    The debate is not about abortion, and the question is not whether the word abortion appears in the bill, the question is why are they leaving the door wide open by allowing federal funds to be used to obtain them? Why would they word it specifically to include the word “pregnancy” if they didn’t intend for abortions to become a covered option under the public health plan? It’s clear they were trying to circumvent current U.S. Code without having to introduce a specific bill to do just that. It’s much easier to hide it in a 1,000 page bill.

    U.S. Code, Title 42, Chapter 6A, SubChapter VIII, § 300a–6 states, “Prohibition against funding programs using abortion as family planning method”.

  13. President Obama used the people of Alabama as an example of poor health care in America.

    Those were more lies. He cherry-picked some specific examples that were immediately proven false by the Birmingham news, and the people of Alabama.

  14. President Obama said he will not sign a plan that adds one dime to our deficits.

    That was a lie. He knows the current plan will add a minimum of $239 billion to our deficit in the short term and possibly $9 trillion in the long term.

  15. President Obama claimed more people will die if we “do nothing”.

    That was a lie.
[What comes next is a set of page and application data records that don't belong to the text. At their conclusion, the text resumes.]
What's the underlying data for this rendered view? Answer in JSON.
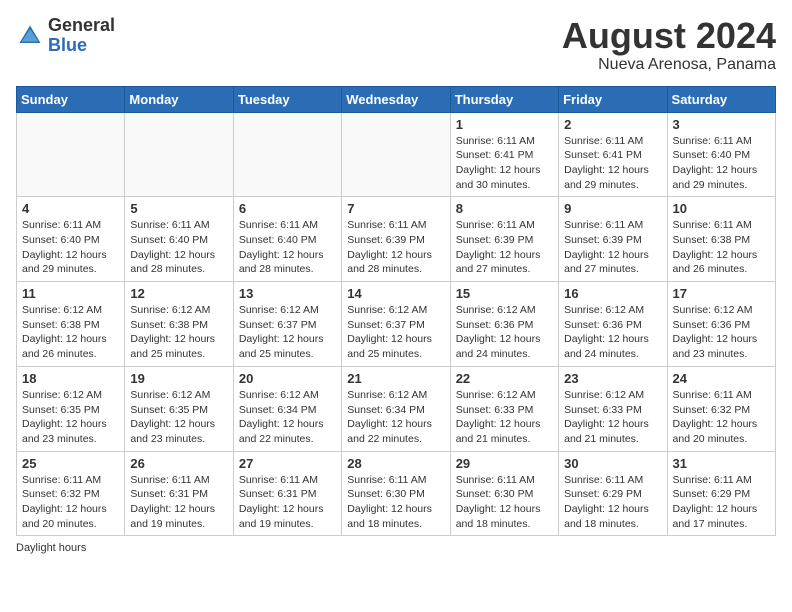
{
  "header": {
    "logo_general": "General",
    "logo_blue": "Blue",
    "month_year": "August 2024",
    "location": "Nueva Arenosa, Panama"
  },
  "days_of_week": [
    "Sunday",
    "Monday",
    "Tuesday",
    "Wednesday",
    "Thursday",
    "Friday",
    "Saturday"
  ],
  "weeks": [
    {
      "days": [
        {
          "num": "",
          "info": ""
        },
        {
          "num": "",
          "info": ""
        },
        {
          "num": "",
          "info": ""
        },
        {
          "num": "",
          "info": ""
        },
        {
          "num": "1",
          "info": "Sunrise: 6:11 AM\nSunset: 6:41 PM\nDaylight: 12 hours and 30 minutes."
        },
        {
          "num": "2",
          "info": "Sunrise: 6:11 AM\nSunset: 6:41 PM\nDaylight: 12 hours and 29 minutes."
        },
        {
          "num": "3",
          "info": "Sunrise: 6:11 AM\nSunset: 6:40 PM\nDaylight: 12 hours and 29 minutes."
        }
      ]
    },
    {
      "days": [
        {
          "num": "4",
          "info": "Sunrise: 6:11 AM\nSunset: 6:40 PM\nDaylight: 12 hours and 29 minutes."
        },
        {
          "num": "5",
          "info": "Sunrise: 6:11 AM\nSunset: 6:40 PM\nDaylight: 12 hours and 28 minutes."
        },
        {
          "num": "6",
          "info": "Sunrise: 6:11 AM\nSunset: 6:40 PM\nDaylight: 12 hours and 28 minutes."
        },
        {
          "num": "7",
          "info": "Sunrise: 6:11 AM\nSunset: 6:39 PM\nDaylight: 12 hours and 28 minutes."
        },
        {
          "num": "8",
          "info": "Sunrise: 6:11 AM\nSunset: 6:39 PM\nDaylight: 12 hours and 27 minutes."
        },
        {
          "num": "9",
          "info": "Sunrise: 6:11 AM\nSunset: 6:39 PM\nDaylight: 12 hours and 27 minutes."
        },
        {
          "num": "10",
          "info": "Sunrise: 6:11 AM\nSunset: 6:38 PM\nDaylight: 12 hours and 26 minutes."
        }
      ]
    },
    {
      "days": [
        {
          "num": "11",
          "info": "Sunrise: 6:12 AM\nSunset: 6:38 PM\nDaylight: 12 hours and 26 minutes."
        },
        {
          "num": "12",
          "info": "Sunrise: 6:12 AM\nSunset: 6:38 PM\nDaylight: 12 hours and 25 minutes."
        },
        {
          "num": "13",
          "info": "Sunrise: 6:12 AM\nSunset: 6:37 PM\nDaylight: 12 hours and 25 minutes."
        },
        {
          "num": "14",
          "info": "Sunrise: 6:12 AM\nSunset: 6:37 PM\nDaylight: 12 hours and 25 minutes."
        },
        {
          "num": "15",
          "info": "Sunrise: 6:12 AM\nSunset: 6:36 PM\nDaylight: 12 hours and 24 minutes."
        },
        {
          "num": "16",
          "info": "Sunrise: 6:12 AM\nSunset: 6:36 PM\nDaylight: 12 hours and 24 minutes."
        },
        {
          "num": "17",
          "info": "Sunrise: 6:12 AM\nSunset: 6:36 PM\nDaylight: 12 hours and 23 minutes."
        }
      ]
    },
    {
      "days": [
        {
          "num": "18",
          "info": "Sunrise: 6:12 AM\nSunset: 6:35 PM\nDaylight: 12 hours and 23 minutes."
        },
        {
          "num": "19",
          "info": "Sunrise: 6:12 AM\nSunset: 6:35 PM\nDaylight: 12 hours and 23 minutes."
        },
        {
          "num": "20",
          "info": "Sunrise: 6:12 AM\nSunset: 6:34 PM\nDaylight: 12 hours and 22 minutes."
        },
        {
          "num": "21",
          "info": "Sunrise: 6:12 AM\nSunset: 6:34 PM\nDaylight: 12 hours and 22 minutes."
        },
        {
          "num": "22",
          "info": "Sunrise: 6:12 AM\nSunset: 6:33 PM\nDaylight: 12 hours and 21 minutes."
        },
        {
          "num": "23",
          "info": "Sunrise: 6:12 AM\nSunset: 6:33 PM\nDaylight: 12 hours and 21 minutes."
        },
        {
          "num": "24",
          "info": "Sunrise: 6:11 AM\nSunset: 6:32 PM\nDaylight: 12 hours and 20 minutes."
        }
      ]
    },
    {
      "days": [
        {
          "num": "25",
          "info": "Sunrise: 6:11 AM\nSunset: 6:32 PM\nDaylight: 12 hours and 20 minutes."
        },
        {
          "num": "26",
          "info": "Sunrise: 6:11 AM\nSunset: 6:31 PM\nDaylight: 12 hours and 19 minutes."
        },
        {
          "num": "27",
          "info": "Sunrise: 6:11 AM\nSunset: 6:31 PM\nDaylight: 12 hours and 19 minutes."
        },
        {
          "num": "28",
          "info": "Sunrise: 6:11 AM\nSunset: 6:30 PM\nDaylight: 12 hours and 18 minutes."
        },
        {
          "num": "29",
          "info": "Sunrise: 6:11 AM\nSunset: 6:30 PM\nDaylight: 12 hours and 18 minutes."
        },
        {
          "num": "30",
          "info": "Sunrise: 6:11 AM\nSunset: 6:29 PM\nDaylight: 12 hours and 18 minutes."
        },
        {
          "num": "31",
          "info": "Sunrise: 6:11 AM\nSunset: 6:29 PM\nDaylight: 12 hours and 17 minutes."
        }
      ]
    }
  ],
  "footer": {
    "text": "Daylight hours",
    "url": "https://www.generalblue.com"
  }
}
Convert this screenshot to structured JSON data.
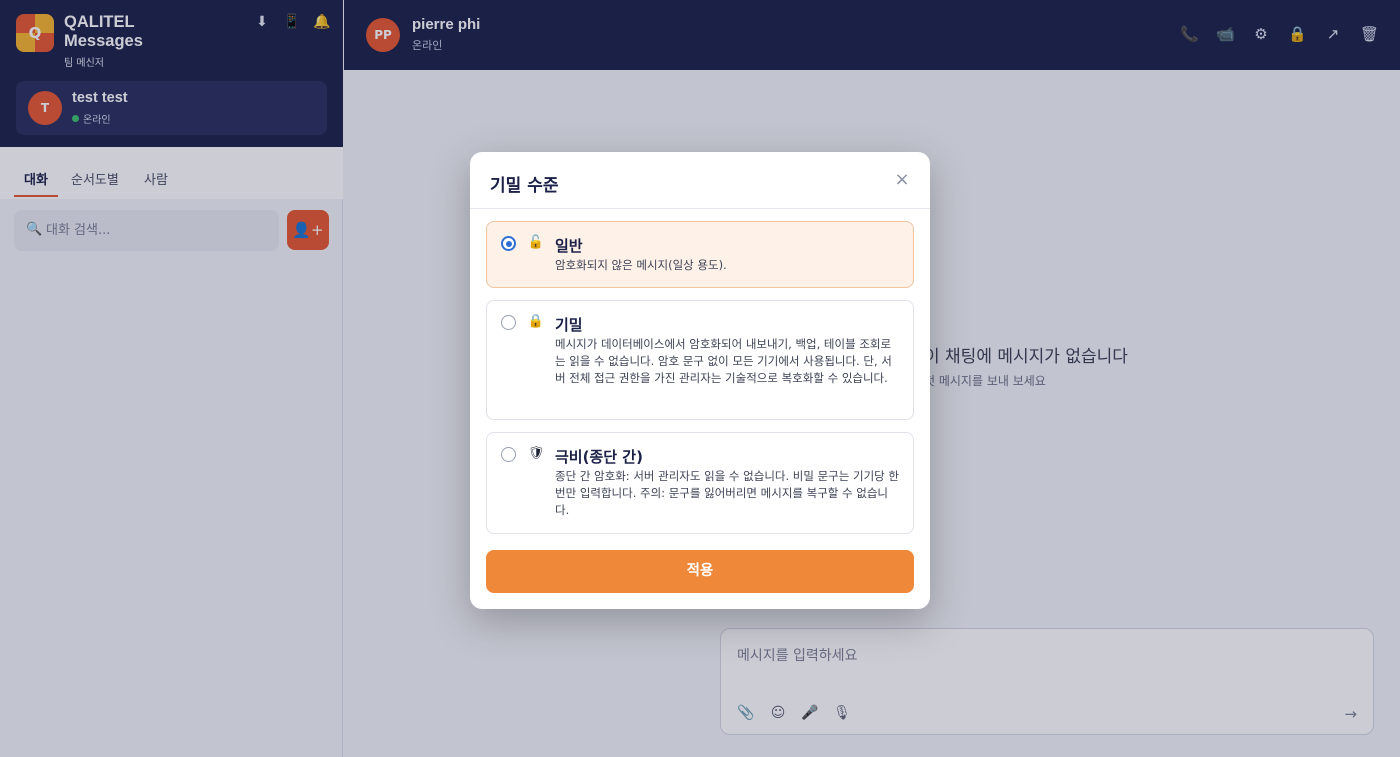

He has no way of knowing, in fact, if this health care bill is allowed to pass, the quality of health care in America will suffer, services will be rationed to save money, and up to 45% of all doctors will quit, rather than work under this plan.

  16. President Obama invoked the name of Ted Kennedy as an average American who suffered silently with substandard health care.

    That was a lie. Check out all the options under the Federal Employees Health Benefits Program and then tell me how bad Ted Kennedy’s insurance was. The President was invoking his name solely for the sympathy vote.

  17. President Obama claimed we are better because of Social Security and Medicare.

    That was a lie, and I can list $59,000,000,000, 000 (yes, that’s trillion) reasons why, but I don’t have 1,869,592 years to do so.

The bottom line is, even if you discount half of these examples, the President told an overwhelming number of lies to the American people when he stood before the Joint Session of Congress and delivered that health care speech.

Americans have grown cynical in the fact that they continue to support politicians who lie to them continuously. We’ve grown apathetic toward the entire political system, and that has to change.

During the course of these posts, I have been called out, I’ve been called names, and today, a family member “de-friended” me on Facebook simply because I stood my ground and debated the true aspects of the health care bill. It’s a shame he chose to walk away rather than simply agree to disagree and move on, but I don’t regret my coverage of HR 3200, I don’t regret pointing out the President’s obvious (and not so obvious) lies, and most of all I don’t regret making my voice heard.

Thomas Jefferson once said, “Do you want to know who you are? Don’t ask. Act! Action will delineate and define you.” If we remain quiet now, we will surely pay for it for generations to come. Thank you for taking the time to read this series of posts. Hopefully it will make a difference, for your sake, for my sake, for our children’s sake.

If a nation expects to be ignorant and free, in a state of civilization, it expects what never was and never will be.
Thomas Jefferson